Since only the written part is wanted, repeat the records exactly and omit the pictures.

(Web page and app entries)
☆ ☆ ☆ ☆ ☆ ☆ ☆
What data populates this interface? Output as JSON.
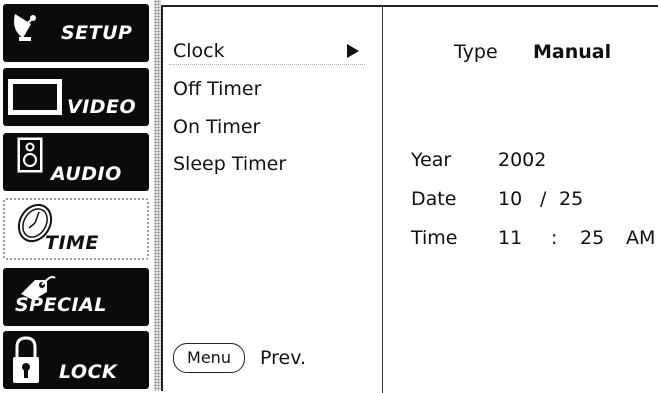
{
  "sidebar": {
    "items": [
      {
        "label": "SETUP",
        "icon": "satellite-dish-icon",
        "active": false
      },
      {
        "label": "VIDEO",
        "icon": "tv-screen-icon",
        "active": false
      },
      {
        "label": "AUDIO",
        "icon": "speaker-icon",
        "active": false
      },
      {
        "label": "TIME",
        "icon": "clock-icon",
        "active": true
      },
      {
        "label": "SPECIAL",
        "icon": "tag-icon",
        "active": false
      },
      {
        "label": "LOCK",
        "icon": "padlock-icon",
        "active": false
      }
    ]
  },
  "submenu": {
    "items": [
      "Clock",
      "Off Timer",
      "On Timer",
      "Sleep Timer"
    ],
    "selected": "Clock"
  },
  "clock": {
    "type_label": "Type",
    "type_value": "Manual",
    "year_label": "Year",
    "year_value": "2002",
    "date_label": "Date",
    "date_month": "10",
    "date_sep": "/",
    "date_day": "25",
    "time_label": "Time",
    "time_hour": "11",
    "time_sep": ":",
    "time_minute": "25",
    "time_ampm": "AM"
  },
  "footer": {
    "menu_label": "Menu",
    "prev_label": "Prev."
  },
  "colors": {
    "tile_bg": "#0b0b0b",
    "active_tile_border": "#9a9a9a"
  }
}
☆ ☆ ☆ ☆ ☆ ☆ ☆
RESPONSE FOR THIS EXERCISE:
What data populates this interface? Output as JSON.
{
  "sidebar": {
    "items": [
      {
        "label": "SETUP",
        "icon": "satellite-dish-icon",
        "active": false
      },
      {
        "label": "VIDEO",
        "icon": "tv-screen-icon",
        "active": false
      },
      {
        "label": "AUDIO",
        "icon": "speaker-icon",
        "active": false
      },
      {
        "label": "TIME",
        "icon": "clock-icon",
        "active": true
      },
      {
        "label": "SPECIAL",
        "icon": "tag-icon",
        "active": false
      },
      {
        "label": "LOCK",
        "icon": "padlock-icon",
        "active": false
      }
    ]
  },
  "submenu": {
    "items": [
      "Clock",
      "Off Timer",
      "On Timer",
      "Sleep Timer"
    ],
    "selected": "Clock"
  },
  "clock": {
    "type_label": "Type",
    "type_value": "Manual",
    "year_label": "Year",
    "year_value": "2002",
    "date_label": "Date",
    "date_month": "10",
    "date_sep": "/",
    "date_day": "25",
    "time_label": "Time",
    "time_hour": "11",
    "time_sep": ":",
    "time_minute": "25",
    "time_ampm": "AM"
  },
  "footer": {
    "menu_label": "Menu",
    "prev_label": "Prev."
  },
  "colors": {
    "tile_bg": "#0b0b0b",
    "active_tile_border": "#9a9a9a"
  }
}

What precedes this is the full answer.